The study, conducted by researchers at the Aarhus University Hospital in Denmark, stated that the exact reasons for this are unknown, but one explanation is that hormonal and physiological changes associated with labour are necessary for lungs to mature and that these changes may not be present in infants delivered by elective caesarean section.
Gestational age at the time of elective caesarean section may also be important.
In the study, the scientists investigated the association between elective caesarean sections and newborn respiratory problems.

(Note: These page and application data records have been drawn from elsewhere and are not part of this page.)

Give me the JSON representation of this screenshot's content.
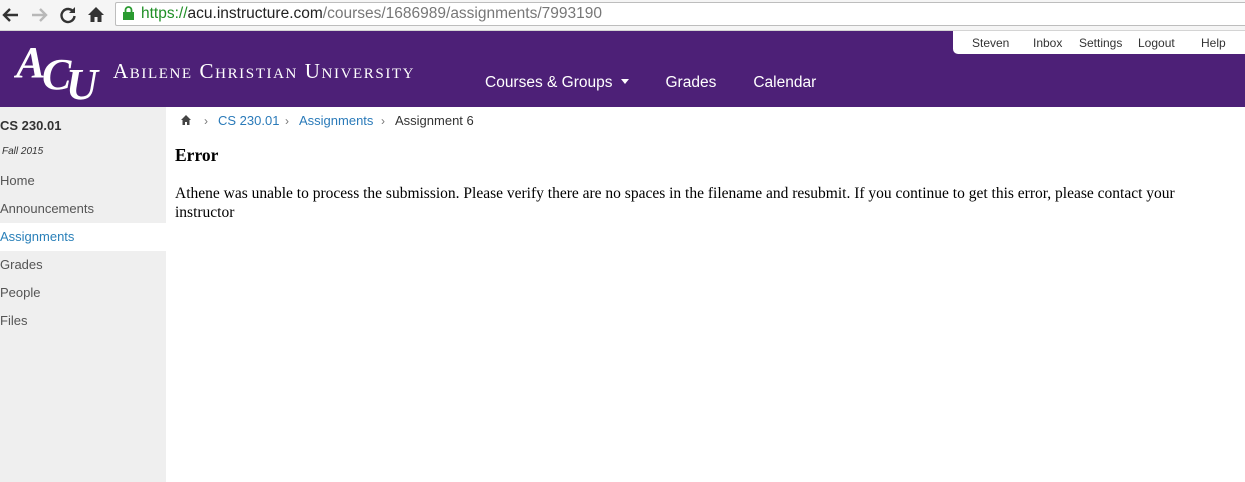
{
  "browser": {
    "url_scheme": "https://",
    "url_host": "acu.instructure.com",
    "url_path": "/courses/1686989/assignments/7993190"
  },
  "header": {
    "school_name": "Abilene Christian University",
    "nav": [
      "Courses & Groups",
      "Grades",
      "Calendar"
    ],
    "user_links": [
      "Steven",
      "Inbox",
      "Settings",
      "Logout",
      "Help"
    ],
    "brand_color": "#4d2077"
  },
  "sidebar": {
    "course_code": "CS 230.01",
    "term": "Fall 2015",
    "items": [
      {
        "label": "Home",
        "active": false
      },
      {
        "label": "Announcements",
        "active": false
      },
      {
        "label": "Assignments",
        "active": true
      },
      {
        "label": "Grades",
        "active": false
      },
      {
        "label": "People",
        "active": false
      },
      {
        "label": "Files",
        "active": false
      }
    ]
  },
  "breadcrumb": {
    "course": "CS 230.01",
    "section": "Assignments",
    "current": "Assignment 6"
  },
  "error": {
    "title": "Error",
    "message": "Athene was unable to process the submission. Please verify there are no spaces in the filename and resubmit. If you continue to get this error, please contact your instructor"
  }
}
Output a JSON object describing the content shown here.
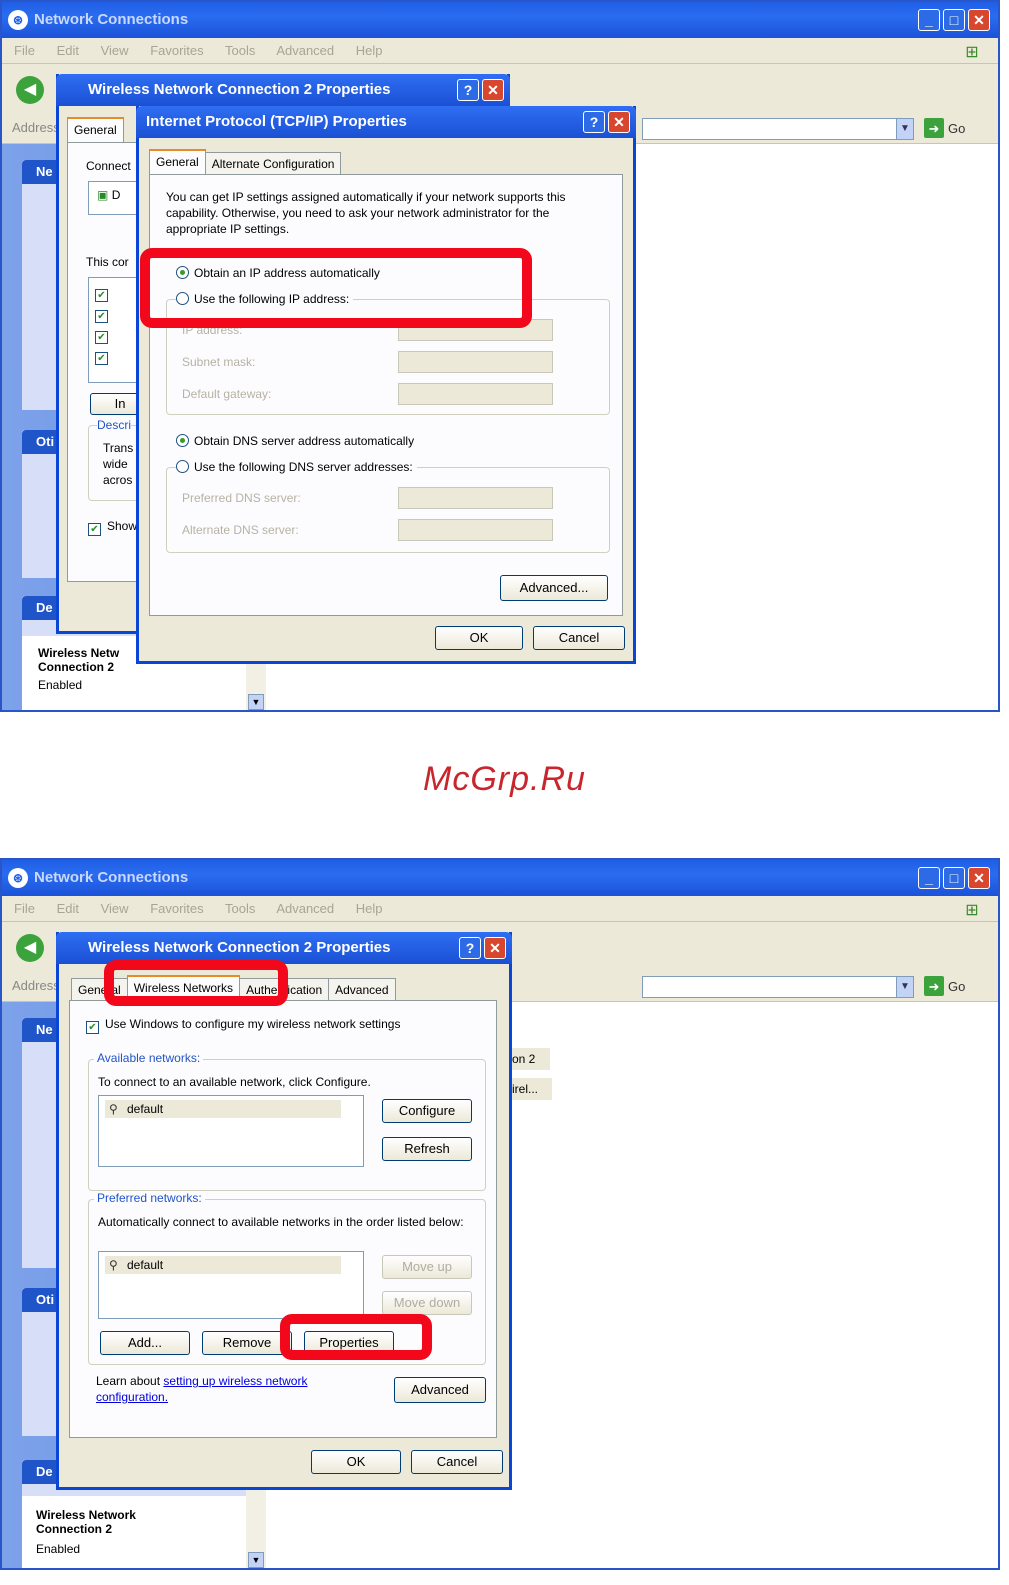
{
  "watermark": "McGrp.Ru",
  "window": {
    "title": "Network Connections",
    "menu": [
      "File",
      "Edit",
      "View",
      "Favorites",
      "Tools",
      "Advanced",
      "Help"
    ],
    "address_label": "Address",
    "go_label": "Go"
  },
  "shot1": {
    "taskpane_status": "Enabled",
    "taskpane_conn": "Wireless Netw Connection 2",
    "partial": {
      "ne": "Ne",
      "oti": "Oti",
      "de": "De",
      "general_tab": "General",
      "connect": "Connect",
      "d": "D",
      "this_con": "This cor",
      "descr": "Descri",
      "trans": "Trans",
      "wide": "wide",
      "acros": "acros",
      "show": "Show",
      "in": "In"
    },
    "back_dialog_title": "Wireless Network Connection 2 Properties",
    "tcpip": {
      "title": "Internet Protocol (TCP/IP) Properties",
      "tabs": [
        "General",
        "Alternate Configuration"
      ],
      "intro": "You can get IP settings assigned automatically if your network supports this capability. Otherwise, you need to ask your network administrator for the appropriate IP settings.",
      "opt_auto_ip": "Obtain an IP address automatically",
      "opt_static_ip": "Use the following IP address:",
      "ip_label": "IP address:",
      "subnet_label": "Subnet mask:",
      "gateway_label": "Default gateway:",
      "opt_auto_dns": "Obtain DNS server address automatically",
      "opt_static_dns": "Use the following DNS server addresses:",
      "pref_dns_label": "Preferred DNS server:",
      "alt_dns_label": "Alternate DNS server:",
      "advanced_btn": "Advanced...",
      "ok_btn": "OK",
      "cancel_btn": "Cancel"
    }
  },
  "shot2": {
    "taskpane_conn": "Wireless Network Connection 2",
    "taskpane_status": "Enabled",
    "right_items": [
      "on 2",
      "irel..."
    ],
    "partial": {
      "ne": "Ne",
      "oti": "Oti",
      "de": "De"
    },
    "wnc": {
      "title": "Wireless Network Connection 2 Properties",
      "tabs": [
        "General",
        "Wireless Networks",
        "Authentication",
        "Advanced"
      ],
      "use_windows": "Use Windows to configure my wireless network settings",
      "available_title": "Available networks:",
      "available_desc": "To connect to an available network, click Configure.",
      "available_item": "default",
      "configure_btn": "Configure",
      "refresh_btn": "Refresh",
      "preferred_title": "Preferred networks:",
      "preferred_desc": "Automatically connect to available networks in the order listed below:",
      "preferred_item": "default",
      "move_up_btn": "Move up",
      "move_down_btn": "Move down",
      "add_btn": "Add...",
      "remove_btn": "Remove",
      "properties_btn": "Properties",
      "learn_text": "Learn about",
      "learn_link": "setting up wireless network configuration.",
      "advanced_btn": "Advanced",
      "ok_btn": "OK",
      "cancel_btn": "Cancel"
    }
  },
  "colors": {
    "highlight": "#f2081a",
    "xp_blue": "#0a46d6",
    "watermark": "#c8252d"
  }
}
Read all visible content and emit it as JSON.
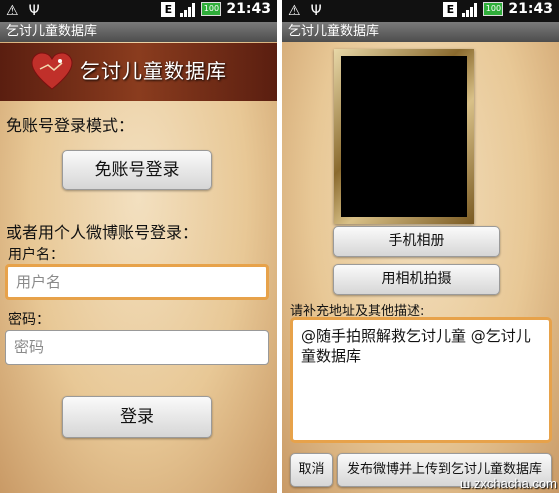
{
  "status": {
    "time": "21:43",
    "network": "E",
    "battery": "100"
  },
  "left": {
    "title": "乞讨儿童数据库",
    "banner_title": "乞讨儿童数据库",
    "no_account_heading": "免账号登录模式：",
    "no_account_button": "免账号登录",
    "weibo_heading": "或者用个人微博账号登录：",
    "username_label": "用户名：",
    "username_placeholder": "用户名",
    "password_label": "密码：",
    "password_placeholder": "密码",
    "login_button": "登录"
  },
  "right": {
    "title": "乞讨儿童数据库",
    "album_button": "手机相册",
    "camera_button": "用相机拍摄",
    "desc_label": "请补充地址及其他描述:",
    "desc_text": "@随手拍照解救乞讨儿童 @乞讨儿童数据库",
    "cancel_button": "取消",
    "publish_button": "发布微博并上传到乞讨儿童数据库"
  },
  "watermark": "ш.zxchacha.com",
  "colors": {
    "accent_border": "#e7a24a",
    "titlebar": "#5e5e5e",
    "banner": "#6e2a16"
  }
}
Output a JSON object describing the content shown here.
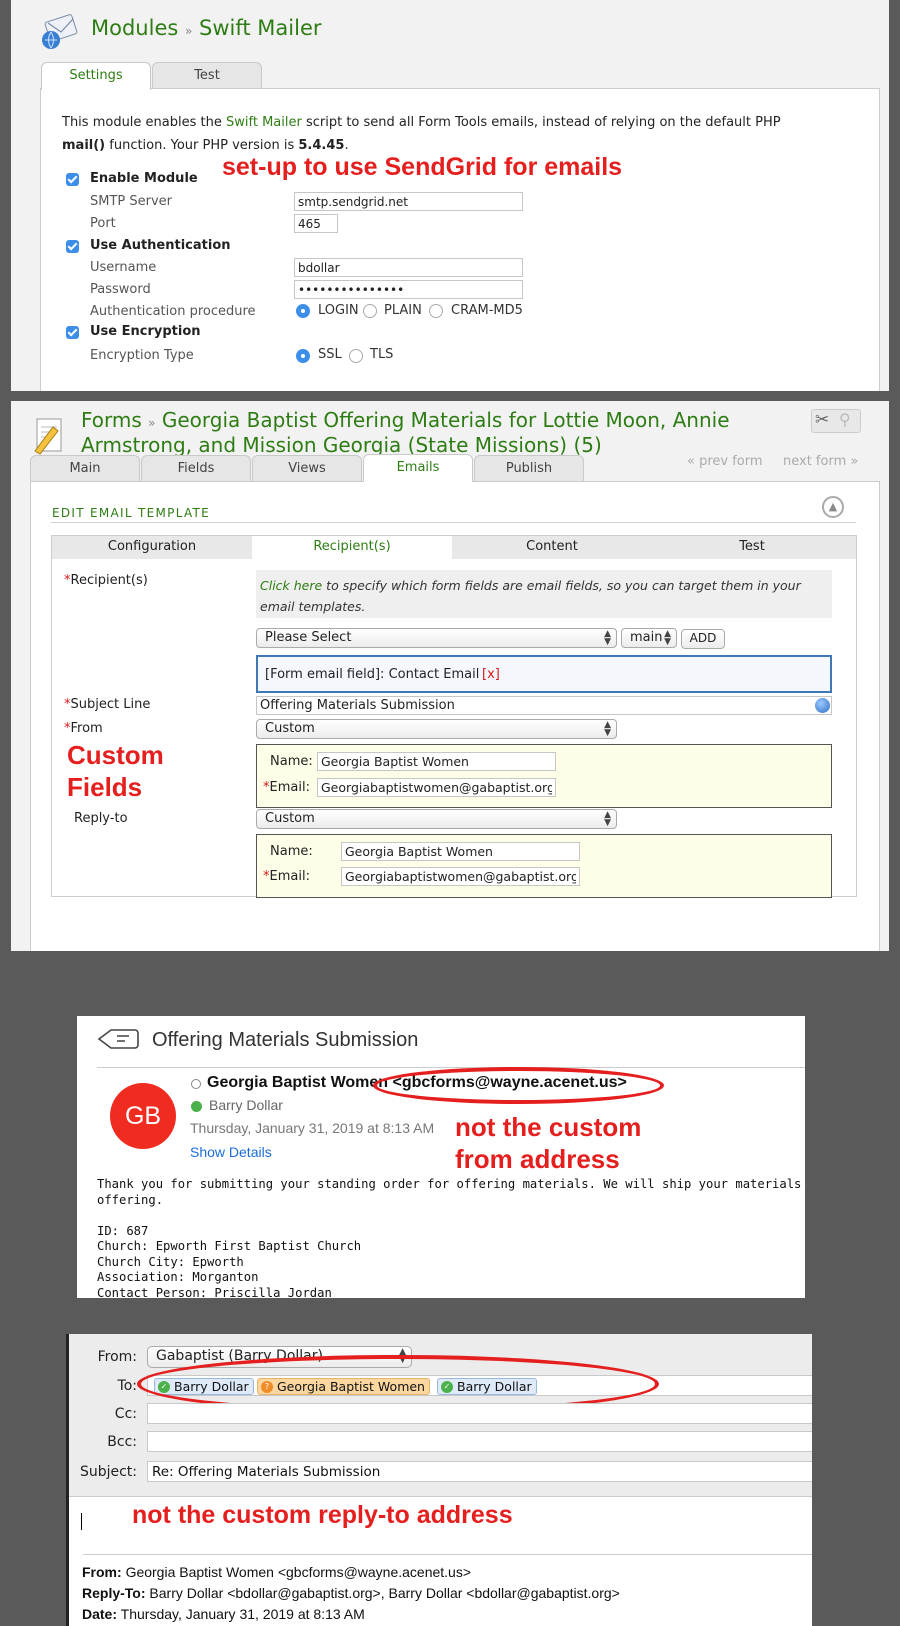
{
  "swift": {
    "breadcrumb_root": "Modules",
    "breadcrumb_sep": "»",
    "breadcrumb_page": "Swift Mailer",
    "tabs": [
      "Settings",
      "Test"
    ],
    "desc_pre": "This module enables the ",
    "desc_link": "Swift Mailer",
    "desc_mid": " script to send all Form Tools emails, instead of relying on the default PHP ",
    "desc_fn": "mail()",
    "desc_post": " function. Your PHP version is ",
    "php_version": "5.4.45",
    "desc_end": ".",
    "enable_module": "Enable Module",
    "smtp_server_label": "SMTP Server",
    "smtp_server": "smtp.sendgrid.net",
    "port_label": "Port",
    "port": "465",
    "use_auth": "Use Authentication",
    "username_label": "Username",
    "username": "bdollar",
    "password_label": "Password",
    "password": "•••••••••••••••",
    "auth_proc_label": "Authentication procedure",
    "auth_options": [
      "LOGIN",
      "PLAIN",
      "CRAM-MD5"
    ],
    "use_encryption": "Use Encryption",
    "enc_type_label": "Encryption Type",
    "enc_options": [
      "SSL",
      "TLS"
    ],
    "annotation": "set-up to use SendGrid for emails"
  },
  "form": {
    "breadcrumb_root": "Forms",
    "breadcrumb_sep": "»",
    "title_line1": "Georgia Baptist Offering Materials for Lottie Moon, Annie",
    "title_line2": "Armstrong, and Mission Georgia (State Missions) (5)",
    "tabs": [
      "Main",
      "Fields",
      "Views",
      "Emails",
      "Publish"
    ],
    "prev_form": "« prev form",
    "next_form": "next form »",
    "section_title": "EDIT EMAIL TEMPLATE",
    "subtabs": [
      "Configuration",
      "Recipient(s)",
      "Content",
      "Test"
    ],
    "recipients_label": "Recipient(s)",
    "info_link": "Click here",
    "info_text": " to specify which form fields are email fields, so you can target them in your email templates.",
    "please_select": "Please Select",
    "main_option": "main",
    "add_button": "ADD",
    "recipient_entry": "[Form email field]: Contact Email",
    "remove": "[x]",
    "subject_label": "Subject Line",
    "subject_value": "Offering Materials Submission",
    "from_label": "From",
    "from_select": "Custom",
    "from_name_label": "Name:",
    "from_name": "Georgia Baptist Women",
    "from_email_label": "Email:",
    "from_email": "Georgiabaptistwomen@gabaptist.org",
    "replyto_label": "Reply-to",
    "replyto_select": "Custom",
    "reply_name_label": "Name:",
    "reply_name": "Georgia Baptist Women",
    "reply_email_label": "Email:",
    "reply_email": "Georgiabaptistwomen@gabaptist.org",
    "annotation_line1": "Custom",
    "annotation_line2": "Fields"
  },
  "mail": {
    "subject": "Offering Materials Submission",
    "avatar": "GB",
    "sender_name": "Georgia Baptist Women",
    "sender_email": "<gbcforms@wayne.acenet.us>",
    "recipient": "Barry Dollar",
    "date": "Thursday, January 31, 2019 at 8:13 AM",
    "show_details": "Show Details",
    "body": "Thank you for submitting your standing order for offering materials. We will ship your materials\noffering.\n\nID: 687\nChurch: Epworth First Baptist Church\nChurch City: Epworth\nAssociation: Morganton\nContact Person: Priscilla Jordan",
    "annotation_line1": "not the custom",
    "annotation_line2": "from address"
  },
  "reply": {
    "from_label": "From:",
    "from_value": "Gabaptist (Barry Dollar)",
    "to_label": "To:",
    "to_chips": [
      "Barry Dollar",
      "Georgia Baptist Women",
      "Barry Dollar"
    ],
    "cc_label": "Cc:",
    "bcc_label": "Bcc:",
    "subject_label": "Subject:",
    "subject_value": "Re: Offering Materials Submission",
    "annotation": "not the custom reply-to address",
    "q_from_label": "From:",
    "q_from": "Georgia Baptist Women <gbcforms@wayne.acenet.us>",
    "q_reply_label": "Reply-To:",
    "q_reply": "Barry Dollar <bdollar@gabaptist.org>, Barry Dollar <bdollar@gabaptist.org>",
    "q_date_label": "Date:",
    "q_date": "Thursday, January 31, 2019 at 8:13 AM"
  },
  "colors": {
    "accent_green": "#2e7d14",
    "annotation_red": "#e51e1e",
    "checkbox_blue": "#3d8ee8"
  }
}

They also analysed the importance of timing of elective caesarean sections, reports British Medical Journal.
In the main analysis over 34,000 live born singleton babies without birth defects and with gestational ages of 37 to 41 weeks were included.
Deliveries were categorised into two groups: elective caesarean section and intended vaginal delivery i.e. all vaginal deliveries and emergency caesarean sections.
Factors such as maternal smoking and alcohol intake during pregnancy, maternal body mass index, maternal age and education, were also taken into account because they could affect the results.
2,687 infants were delivered by elective caesarean section. Compared with infants intended for vaginal delivery, infants delivered by elective caesarean section were found to have an increased risk of general respiratory problems.
A nearly fourfold increased risk was found at 37 weeks gestation, a threefold increase in risk at 38 weeks gestation, and a doubling of risk in infants delivered at 39 weeks gestation.
The analyses after restriction to low risk pregnancies revealed slightly smaller risk estimates at 37 weeks gestation but essentially unchanged estimates at 38 and 39 weeks gestation for serious respiratory problems, whereas the estimates remained unchanged at all gestational ages for general respiratory problems.
The researchers said that babies delivered by elective caesarean section at 37 to 39 weeks of gestation carried a two to fourfold increased risk of respiratory morbidity compared with babies delivered by intended vaginal delivery.
They suggested that a significant reduction in neonatal respiratory morbidity might be obtained if elective caesarean section is postponed until 39 completed weeks of gestation.
The study is published in the British Medical Journal.